in the `XF86Config' file. When the CID font directory is on the font path it must contain at least the empty files fonts.dir and fonts.scale. Sample `fonts.dir' and `fonts.scale' files, with 0 entries, are installed by default.

A sample CID-keyed font is provided in the file:

The test directory was given the same name as the CID font directory, because it shows how a CID-keyed font should be installed. It contains a number of subdirectories, and any CID font directory should have the same directory structure.

When installing CID-keyed fonts, the empty fonts.scale and fonts.dir files in the directory:

should be replaced by fonts.scale and fonts.dir files with a number of entries of the form:

Adobe-Korea1/Munhwa-Regular--Adobe-Korea1-0.cid \


(the font file name and the XLFD name should be on the same line). Note that the first column does not specify an actual filename; instead, it specifies the PostScript name of the CID-keyed font, followed by the extension `.cid'. The actual names of the files used will be derived from this PostScript name.

CID-keyed fonts are divided in groups by character collection. For example, the Korean font:

is in a subdirectory `Adobe-Korea1'.

The PostScript name of a CID-keyed font consists of two parts, the CIDFontName and the CMapName, separated by two dashes. For instance, in the case of the font name

the CIDFontName is `Munhwa-Regular' while the CMapName is `Adobe-Korea1'.

Each CID-keyed font consist of a CIDFont file and one or more CMap files. The CIDFont file contains the description of each character in a font. It is stored in the subdirectory CIDFont of the Adobe-Korea1 directory. The directory structure looks as following:







The file `Munhwa-Regular.afm' is an Adobe Font Metric File (AFM). The directory `CFM' will be used for summaries of that font metric file, which will be computed later.

When the CID-keyed files are installed you can run the utility

to create the summaries of font metric file (*.cfm), and to put them in appropriate subdirectories. By default, the program works on the directory:
A different directory can be specified on the command line of `mkcfm.'

`mkcfm' should be run as root, as it needs to write its output to a system directory. If the program determines that it cannot write in the designated `CFM' subdirectories, it will display a message, and switch to current directory.

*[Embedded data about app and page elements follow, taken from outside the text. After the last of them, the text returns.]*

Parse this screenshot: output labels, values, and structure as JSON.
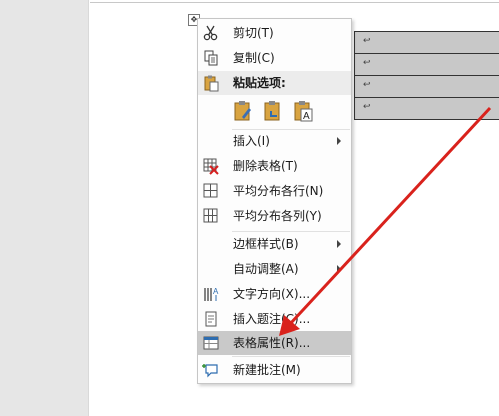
{
  "menu": {
    "cut": "剪切(T)",
    "copy": "复制(C)",
    "paste_options": "粘贴选项:",
    "insert": "插入(I)",
    "delete_table": "删除表格(T)",
    "distribute_rows": "平均分布各行(N)",
    "distribute_cols": "平均分布各列(Y)",
    "border_styles": "边框样式(B)",
    "autofit": "自动调整(A)",
    "text_direction": "文字方向(X)...",
    "insert_caption": "插入题注(C)...",
    "table_properties": "表格属性(R)...",
    "new_comment": "新建批注(M)"
  },
  "table": {
    "cell_mark": "↩"
  },
  "colors": {
    "highlight": "#c9c9c9",
    "annotation_arrow": "#d9221c"
  },
  "icons": [
    "scissors-icon",
    "copy-icon",
    "paste-icon",
    "paste-keep-format-icon",
    "paste-merge-icon",
    "paste-text-only-icon",
    "delete-table-icon",
    "distribute-rows-icon",
    "distribute-cols-icon",
    "text-direction-icon",
    "insert-caption-icon",
    "table-properties-icon",
    "new-comment-icon",
    "table-move-handle-icon"
  ]
}
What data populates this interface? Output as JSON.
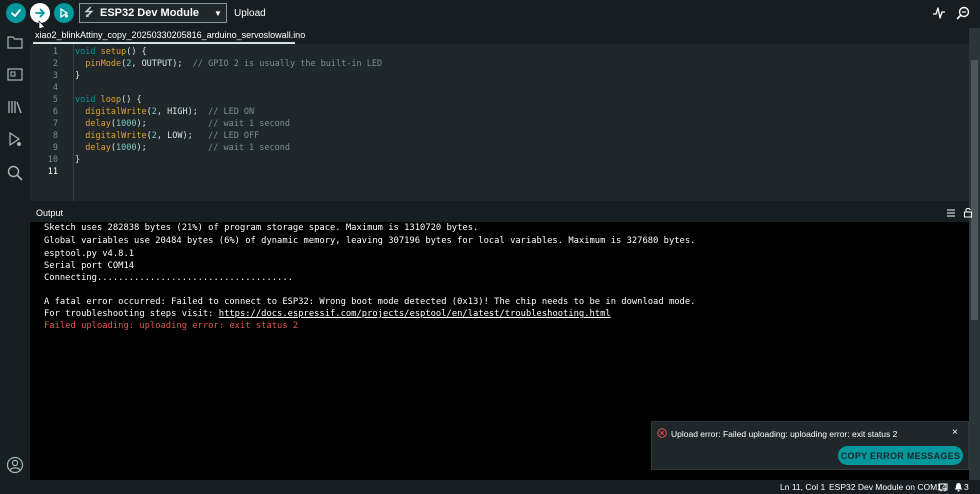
{
  "toolbar": {
    "board_name": "ESP32 Dev Module",
    "upload_label": "Upload"
  },
  "tab": {
    "filename": "xiao2_blinkAttiny_copy_20250330205816_arduino_servoslowall.ino"
  },
  "editor": {
    "line_numbers": [
      "1",
      "2",
      "3",
      "4",
      "5",
      "6",
      "7",
      "8",
      "9",
      "10",
      "11"
    ],
    "active_line": "11"
  },
  "code": {
    "l1_kw": "void",
    "l1_fn": "setup",
    "l1_rest": "() {",
    "l2_fn": "pinMode",
    "l2_open": "(",
    "l2_num": "2",
    "l2_mid": ", OUTPUT);  ",
    "l2_cm": "// GPIO 2 is usually the built-in LED",
    "l3": "}",
    "l5_kw": "void",
    "l5_fn": "loop",
    "l5_rest": "() {",
    "l6_fn": "digitalWrite",
    "l6_open": "(",
    "l6_num": "2",
    "l6_mid": ", HIGH);  ",
    "l6_cm": "// LED ON",
    "l7_fn": "delay",
    "l7_open": "(",
    "l7_num": "1000",
    "l7_mid": ");            ",
    "l7_cm": "// wait 1 second",
    "l8_fn": "digitalWrite",
    "l8_open": "(",
    "l8_num": "2",
    "l8_mid": ", LOW);   ",
    "l8_cm": "// LED OFF",
    "l9_fn": "delay",
    "l9_open": "(",
    "l9_num": "1000",
    "l9_mid": ");            ",
    "l9_cm": "// wait 1 second",
    "l10": "}"
  },
  "output": {
    "title": "Output",
    "lines": [
      "Sketch uses 282838 bytes (21%) of program storage space. Maximum is 1310720 bytes.",
      "Global variables use 20484 bytes (6%) of dynamic memory, leaving 307196 bytes for local variables. Maximum is 327680 bytes.",
      "esptool.py v4.8.1",
      "Serial port COM14",
      "Connecting.....................................",
      "A fatal error occurred: Failed to connect to ESP32: Wrong boot mode detected (0x13)! The chip needs to be in download mode."
    ],
    "troubleshoot_prefix": "For troubleshooting steps visit: ",
    "troubleshoot_link": "https://docs.espressif.com/projects/esptool/en/latest/troubleshooting.html",
    "error_line": "Failed uploading: uploading error: exit status 2"
  },
  "notification": {
    "message": "Upload error: Failed uploading: uploading error: exit status 2",
    "close": "×",
    "copy_label": "COPY ERROR MESSAGES"
  },
  "status": {
    "cursor": "Ln 11, Col 1",
    "board_port": "ESP32 Dev Module on COM14",
    "notif_count": "3"
  },
  "colors": {
    "accent": "#00979d",
    "error": "#e0584b",
    "background": "#171e21",
    "editor_bg": "#1f272a",
    "output_bg": "#000000"
  },
  "icons": [
    "check-icon",
    "arrow-right-icon",
    "debug-icon",
    "usb-icon",
    "chevron-down-icon",
    "pulse-icon",
    "serial-monitor-icon",
    "folder-icon",
    "boards-icon",
    "library-icon",
    "debug-sidebar-icon",
    "search-icon",
    "account-icon",
    "error-circle-icon",
    "close-icon",
    "clear-output-icon",
    "lock-icon",
    "bell-icon"
  ]
}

Unless `mkcfm' is run, opening large CID-keyed fonts will take a significant amount of time. `mkcfm' should be run again whenever a change is made to any of the CID-keyed fonts, or when the CID-keyed fonts are copied to a machine with a different architecture.

4.2.2. Limitations

The current version of the CID-keyed fonts backend only supports the CMaps used for horizontal text (e.g. the CMap `KSC-EUC-H' will be used, but not `KSC-EUC-V'). This limitation is due to the fact that the core X11 protocol only provides support for horizontal writing.

Fonts in XFree86 : New font backends
Previous: Internationalisation of scalable font backends.
Next: Fonts in XFree86